Copy the entries below word for word, minus the pictures.

----------------

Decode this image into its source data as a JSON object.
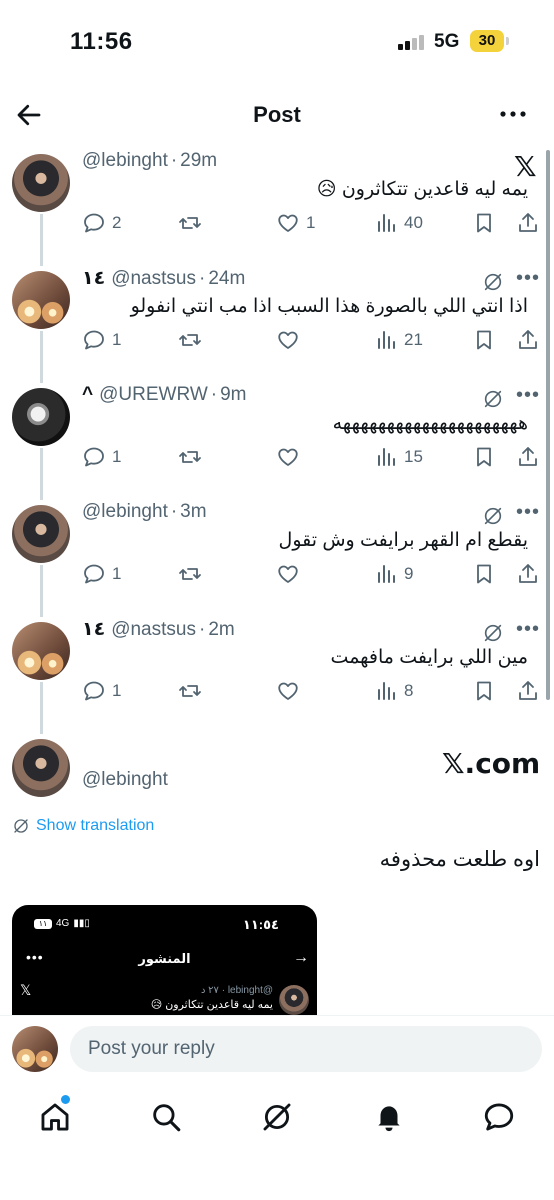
{
  "status": {
    "time": "11:56",
    "network": "5G",
    "battery": "30"
  },
  "header": {
    "title": "Post"
  },
  "replies": [
    {
      "badge": "",
      "handle": "@lebinght",
      "time": "29m",
      "text": "يمه ليه قاعدين تتكاثرون 😥",
      "counts": {
        "replies": "2",
        "retweets": "",
        "likes": "1",
        "views": "40"
      },
      "corner": "x"
    },
    {
      "badge": "١٤",
      "handle": "@nastsus",
      "time": "24m",
      "text": "اذا انتي اللي بالصورة هذا السبب اذا مب انتي انفولو",
      "counts": {
        "replies": "1",
        "retweets": "",
        "likes": "",
        "views": "21"
      },
      "corner": "grok"
    },
    {
      "badge": "^",
      "handle": "@UREWRW",
      "time": "9m",
      "text": "هههههههههههههههههههههه",
      "counts": {
        "replies": "1",
        "retweets": "",
        "likes": "",
        "views": "15"
      },
      "corner": "grok"
    },
    {
      "badge": "",
      "handle": "@lebinght",
      "time": "3m",
      "text": "يقطع ام القهر برايفت وش تقول",
      "counts": {
        "replies": "1",
        "retweets": "",
        "likes": "",
        "views": "9"
      },
      "corner": "grok"
    },
    {
      "badge": "١٤",
      "handle": "@nastsus",
      "time": "2m",
      "text": "مين اللي برايفت مافهمت",
      "counts": {
        "replies": "1",
        "retweets": "",
        "likes": "",
        "views": "8"
      },
      "corner": "grok"
    }
  ],
  "main_post": {
    "handle": "@lebinght",
    "brand": "𝕏.com",
    "show_translation": "Show translation",
    "text": "اوه طلعت محذوفه"
  },
  "media": {
    "time": "١١:٥٤",
    "network": "4G",
    "battery": "١١",
    "title": "المنشور",
    "user_meta": "@lebinght · ٢٧ د",
    "text": "يمه ليه قاعدين تتكاثرون 😥"
  },
  "reply_bar": {
    "placeholder": "Post your reply"
  },
  "icons": {
    "x_logo": "𝕏",
    "more": "•••",
    "reply": "speech-bubble",
    "retweet": "retweet-arrows",
    "like": "heart",
    "views": "bar-chart",
    "bookmark": "bookmark",
    "share": "upload-arrow"
  },
  "colors": {
    "accent": "#1d9bf0",
    "muted": "#536471",
    "text": "#0f1419",
    "line": "#cfd9de"
  }
}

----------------

→ ANSWER TO THIS TASK
Decode this image into its source data as a JSON object.
{
  "status": {
    "time": "11:56",
    "network": "5G",
    "battery": "30"
  },
  "header": {
    "title": "Post"
  },
  "replies": [
    {
      "badge": "",
      "handle": "@lebinght",
      "time": "29m",
      "text": "يمه ليه قاعدين تتكاثرون 😥",
      "counts": {
        "replies": "2",
        "retweets": "",
        "likes": "1",
        "views": "40"
      },
      "corner": "x"
    },
    {
      "badge": "١٤",
      "handle": "@nastsus",
      "time": "24m",
      "text": "اذا انتي اللي بالصورة هذا السبب اذا مب انتي انفولو",
      "counts": {
        "replies": "1",
        "retweets": "",
        "likes": "",
        "views": "21"
      },
      "corner": "grok"
    },
    {
      "badge": "^",
      "handle": "@UREWRW",
      "time": "9m",
      "text": "هههههههههههههههههههههه",
      "counts": {
        "replies": "1",
        "retweets": "",
        "likes": "",
        "views": "15"
      },
      "corner": "grok"
    },
    {
      "badge": "",
      "handle": "@lebinght",
      "time": "3m",
      "text": "يقطع ام القهر برايفت وش تقول",
      "counts": {
        "replies": "1",
        "retweets": "",
        "likes": "",
        "views": "9"
      },
      "corner": "grok"
    },
    {
      "badge": "١٤",
      "handle": "@nastsus",
      "time": "2m",
      "text": "مين اللي برايفت مافهمت",
      "counts": {
        "replies": "1",
        "retweets": "",
        "likes": "",
        "views": "8"
      },
      "corner": "grok"
    }
  ],
  "main_post": {
    "handle": "@lebinght",
    "brand": "𝕏.com",
    "show_translation": "Show translation",
    "text": "اوه طلعت محذوفه"
  },
  "media": {
    "time": "١١:٥٤",
    "network": "4G",
    "battery": "١١",
    "title": "المنشور",
    "user_meta": "@lebinght · ٢٧ د",
    "text": "يمه ليه قاعدين تتكاثرون 😥"
  },
  "reply_bar": {
    "placeholder": "Post your reply"
  },
  "icons": {
    "x_logo": "𝕏",
    "more": "•••",
    "reply": "speech-bubble",
    "retweet": "retweet-arrows",
    "like": "heart",
    "views": "bar-chart",
    "bookmark": "bookmark",
    "share": "upload-arrow"
  },
  "colors": {
    "accent": "#1d9bf0",
    "muted": "#536471",
    "text": "#0f1419",
    "line": "#cfd9de"
  }
}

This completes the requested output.